::: Information shown

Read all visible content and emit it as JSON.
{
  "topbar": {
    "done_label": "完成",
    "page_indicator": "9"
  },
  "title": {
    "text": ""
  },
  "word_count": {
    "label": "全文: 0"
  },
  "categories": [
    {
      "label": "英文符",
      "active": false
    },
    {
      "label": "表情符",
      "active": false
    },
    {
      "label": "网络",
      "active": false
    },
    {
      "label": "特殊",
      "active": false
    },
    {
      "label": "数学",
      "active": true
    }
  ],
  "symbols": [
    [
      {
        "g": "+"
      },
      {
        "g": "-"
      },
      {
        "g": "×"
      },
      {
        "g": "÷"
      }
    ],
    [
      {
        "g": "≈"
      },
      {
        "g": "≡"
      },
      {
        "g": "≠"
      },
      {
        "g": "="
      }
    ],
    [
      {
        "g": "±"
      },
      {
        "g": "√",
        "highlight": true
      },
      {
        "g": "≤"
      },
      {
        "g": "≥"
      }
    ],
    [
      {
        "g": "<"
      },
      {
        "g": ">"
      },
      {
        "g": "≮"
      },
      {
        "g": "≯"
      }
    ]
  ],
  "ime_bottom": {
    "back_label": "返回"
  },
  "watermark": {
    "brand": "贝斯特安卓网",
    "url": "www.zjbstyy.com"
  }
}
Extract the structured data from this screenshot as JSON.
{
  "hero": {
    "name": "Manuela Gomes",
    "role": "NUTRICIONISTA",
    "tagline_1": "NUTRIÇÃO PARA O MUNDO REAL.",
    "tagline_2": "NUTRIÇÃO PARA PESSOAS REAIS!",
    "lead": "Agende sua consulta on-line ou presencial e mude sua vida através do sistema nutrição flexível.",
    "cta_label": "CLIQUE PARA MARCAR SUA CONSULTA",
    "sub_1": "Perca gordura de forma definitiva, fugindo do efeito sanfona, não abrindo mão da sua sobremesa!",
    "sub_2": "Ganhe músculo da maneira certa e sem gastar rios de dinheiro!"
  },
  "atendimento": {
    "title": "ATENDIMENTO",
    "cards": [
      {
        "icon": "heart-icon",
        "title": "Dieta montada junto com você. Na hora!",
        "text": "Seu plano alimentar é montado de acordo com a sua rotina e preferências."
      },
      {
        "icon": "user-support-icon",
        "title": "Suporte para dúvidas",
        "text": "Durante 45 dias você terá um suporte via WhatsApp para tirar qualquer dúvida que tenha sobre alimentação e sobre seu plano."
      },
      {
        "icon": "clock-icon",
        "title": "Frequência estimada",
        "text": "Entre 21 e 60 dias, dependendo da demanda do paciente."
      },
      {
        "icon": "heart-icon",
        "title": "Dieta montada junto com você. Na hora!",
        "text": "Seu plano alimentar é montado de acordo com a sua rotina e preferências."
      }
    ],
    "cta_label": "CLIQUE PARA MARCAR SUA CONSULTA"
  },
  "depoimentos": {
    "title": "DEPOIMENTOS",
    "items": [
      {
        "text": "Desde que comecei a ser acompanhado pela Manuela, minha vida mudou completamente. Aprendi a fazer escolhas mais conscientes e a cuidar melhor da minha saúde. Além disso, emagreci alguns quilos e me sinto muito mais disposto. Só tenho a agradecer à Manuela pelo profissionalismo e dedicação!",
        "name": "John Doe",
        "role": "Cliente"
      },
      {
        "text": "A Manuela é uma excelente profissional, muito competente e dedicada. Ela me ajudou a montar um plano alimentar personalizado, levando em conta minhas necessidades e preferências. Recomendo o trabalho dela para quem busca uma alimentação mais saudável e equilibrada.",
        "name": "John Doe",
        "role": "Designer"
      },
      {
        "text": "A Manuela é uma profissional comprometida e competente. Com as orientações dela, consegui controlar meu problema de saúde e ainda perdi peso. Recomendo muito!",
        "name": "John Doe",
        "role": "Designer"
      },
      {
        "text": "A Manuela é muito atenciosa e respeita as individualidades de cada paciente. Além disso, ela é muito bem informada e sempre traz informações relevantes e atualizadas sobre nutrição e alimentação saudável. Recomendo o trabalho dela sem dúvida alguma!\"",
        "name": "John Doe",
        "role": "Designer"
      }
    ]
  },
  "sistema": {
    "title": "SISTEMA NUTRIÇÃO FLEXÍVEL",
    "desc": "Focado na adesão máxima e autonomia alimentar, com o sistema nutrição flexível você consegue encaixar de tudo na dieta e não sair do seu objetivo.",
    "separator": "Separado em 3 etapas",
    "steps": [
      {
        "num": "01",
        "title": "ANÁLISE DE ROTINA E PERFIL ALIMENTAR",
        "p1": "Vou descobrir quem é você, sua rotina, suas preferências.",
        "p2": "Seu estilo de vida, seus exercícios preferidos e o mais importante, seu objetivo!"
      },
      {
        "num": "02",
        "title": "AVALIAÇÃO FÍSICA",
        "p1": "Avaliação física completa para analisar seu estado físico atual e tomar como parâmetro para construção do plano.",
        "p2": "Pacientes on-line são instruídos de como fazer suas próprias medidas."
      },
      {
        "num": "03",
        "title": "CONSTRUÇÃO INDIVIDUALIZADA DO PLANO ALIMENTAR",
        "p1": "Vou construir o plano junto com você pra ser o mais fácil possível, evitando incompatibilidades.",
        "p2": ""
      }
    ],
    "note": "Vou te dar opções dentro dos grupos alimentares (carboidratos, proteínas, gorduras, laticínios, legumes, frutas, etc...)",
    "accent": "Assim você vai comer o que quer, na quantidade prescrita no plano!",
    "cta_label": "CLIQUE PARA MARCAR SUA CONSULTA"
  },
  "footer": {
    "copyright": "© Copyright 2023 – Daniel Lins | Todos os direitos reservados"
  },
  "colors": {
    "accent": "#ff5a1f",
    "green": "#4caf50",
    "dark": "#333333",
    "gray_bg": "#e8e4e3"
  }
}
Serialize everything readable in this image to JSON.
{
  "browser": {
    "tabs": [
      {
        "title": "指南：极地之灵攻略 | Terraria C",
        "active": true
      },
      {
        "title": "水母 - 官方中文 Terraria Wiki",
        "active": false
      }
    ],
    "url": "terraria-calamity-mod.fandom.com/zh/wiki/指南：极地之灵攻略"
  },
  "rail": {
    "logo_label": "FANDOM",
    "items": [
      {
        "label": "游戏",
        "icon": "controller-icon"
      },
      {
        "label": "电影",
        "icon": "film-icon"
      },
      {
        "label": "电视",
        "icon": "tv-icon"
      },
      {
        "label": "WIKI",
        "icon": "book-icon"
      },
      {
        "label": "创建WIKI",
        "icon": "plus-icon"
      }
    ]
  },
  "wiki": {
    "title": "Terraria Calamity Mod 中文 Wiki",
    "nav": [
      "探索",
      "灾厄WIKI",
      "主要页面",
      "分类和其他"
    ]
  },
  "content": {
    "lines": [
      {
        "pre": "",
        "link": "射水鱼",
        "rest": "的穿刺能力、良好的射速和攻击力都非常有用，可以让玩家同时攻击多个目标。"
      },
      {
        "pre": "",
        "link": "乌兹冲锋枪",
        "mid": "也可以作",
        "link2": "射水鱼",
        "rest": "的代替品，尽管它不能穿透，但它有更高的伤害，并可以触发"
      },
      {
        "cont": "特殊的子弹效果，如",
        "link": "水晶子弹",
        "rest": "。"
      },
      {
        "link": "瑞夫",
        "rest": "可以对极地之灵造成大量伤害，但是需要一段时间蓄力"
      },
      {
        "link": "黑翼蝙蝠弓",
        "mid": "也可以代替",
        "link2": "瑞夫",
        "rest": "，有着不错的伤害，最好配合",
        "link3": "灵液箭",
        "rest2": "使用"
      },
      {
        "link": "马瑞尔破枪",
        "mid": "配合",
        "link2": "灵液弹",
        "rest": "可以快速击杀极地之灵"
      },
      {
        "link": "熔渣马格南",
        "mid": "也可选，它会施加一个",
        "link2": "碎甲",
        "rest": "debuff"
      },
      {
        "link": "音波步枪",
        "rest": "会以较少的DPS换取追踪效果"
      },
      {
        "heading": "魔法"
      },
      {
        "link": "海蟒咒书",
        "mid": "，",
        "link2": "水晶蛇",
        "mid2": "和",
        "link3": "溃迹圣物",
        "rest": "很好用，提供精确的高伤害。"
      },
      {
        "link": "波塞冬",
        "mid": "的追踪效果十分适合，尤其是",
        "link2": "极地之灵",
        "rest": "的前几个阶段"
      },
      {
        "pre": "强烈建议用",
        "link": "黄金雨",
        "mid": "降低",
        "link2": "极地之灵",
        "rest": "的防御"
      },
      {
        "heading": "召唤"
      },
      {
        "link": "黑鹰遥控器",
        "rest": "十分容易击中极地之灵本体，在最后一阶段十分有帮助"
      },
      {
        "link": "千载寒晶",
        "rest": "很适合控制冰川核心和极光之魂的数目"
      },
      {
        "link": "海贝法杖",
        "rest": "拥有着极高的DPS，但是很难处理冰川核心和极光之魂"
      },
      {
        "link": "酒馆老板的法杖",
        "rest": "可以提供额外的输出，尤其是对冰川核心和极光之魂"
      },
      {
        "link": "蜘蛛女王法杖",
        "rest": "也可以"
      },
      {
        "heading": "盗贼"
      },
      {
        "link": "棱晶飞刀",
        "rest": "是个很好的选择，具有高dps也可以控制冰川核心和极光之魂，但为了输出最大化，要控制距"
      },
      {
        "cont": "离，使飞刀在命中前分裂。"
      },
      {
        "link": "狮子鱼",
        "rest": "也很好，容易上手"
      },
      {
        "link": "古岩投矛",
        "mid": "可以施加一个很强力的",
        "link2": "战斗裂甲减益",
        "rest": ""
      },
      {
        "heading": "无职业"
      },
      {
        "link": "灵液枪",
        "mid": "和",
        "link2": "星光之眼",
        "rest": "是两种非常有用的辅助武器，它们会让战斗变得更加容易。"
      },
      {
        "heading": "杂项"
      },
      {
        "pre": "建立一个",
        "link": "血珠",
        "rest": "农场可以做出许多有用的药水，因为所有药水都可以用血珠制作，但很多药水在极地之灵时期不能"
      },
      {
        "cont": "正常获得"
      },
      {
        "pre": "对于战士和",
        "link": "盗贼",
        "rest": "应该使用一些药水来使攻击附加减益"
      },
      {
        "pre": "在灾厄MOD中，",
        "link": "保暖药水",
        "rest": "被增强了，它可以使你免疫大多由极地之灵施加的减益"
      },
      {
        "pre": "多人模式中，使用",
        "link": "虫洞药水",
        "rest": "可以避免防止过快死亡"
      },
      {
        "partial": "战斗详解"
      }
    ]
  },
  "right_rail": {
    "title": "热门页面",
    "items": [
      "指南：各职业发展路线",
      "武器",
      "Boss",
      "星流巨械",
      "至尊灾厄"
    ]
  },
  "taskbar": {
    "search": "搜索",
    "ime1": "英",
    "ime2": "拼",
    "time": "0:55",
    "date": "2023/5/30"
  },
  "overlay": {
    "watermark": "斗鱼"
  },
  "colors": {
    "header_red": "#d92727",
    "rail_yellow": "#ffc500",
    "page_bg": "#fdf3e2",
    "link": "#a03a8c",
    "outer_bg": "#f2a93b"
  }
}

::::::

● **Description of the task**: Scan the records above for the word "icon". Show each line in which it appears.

● **Expected answer**:
        "icon": "heart-icon",
        "icon": "user-support-icon",
        "icon": "clock-icon",
        "icon": "heart-icon",
        "icon": "controller-icon"
        "icon": "film-icon"
        "icon": "tv-icon"
        "icon": "book-icon"
        "icon": "plus-icon"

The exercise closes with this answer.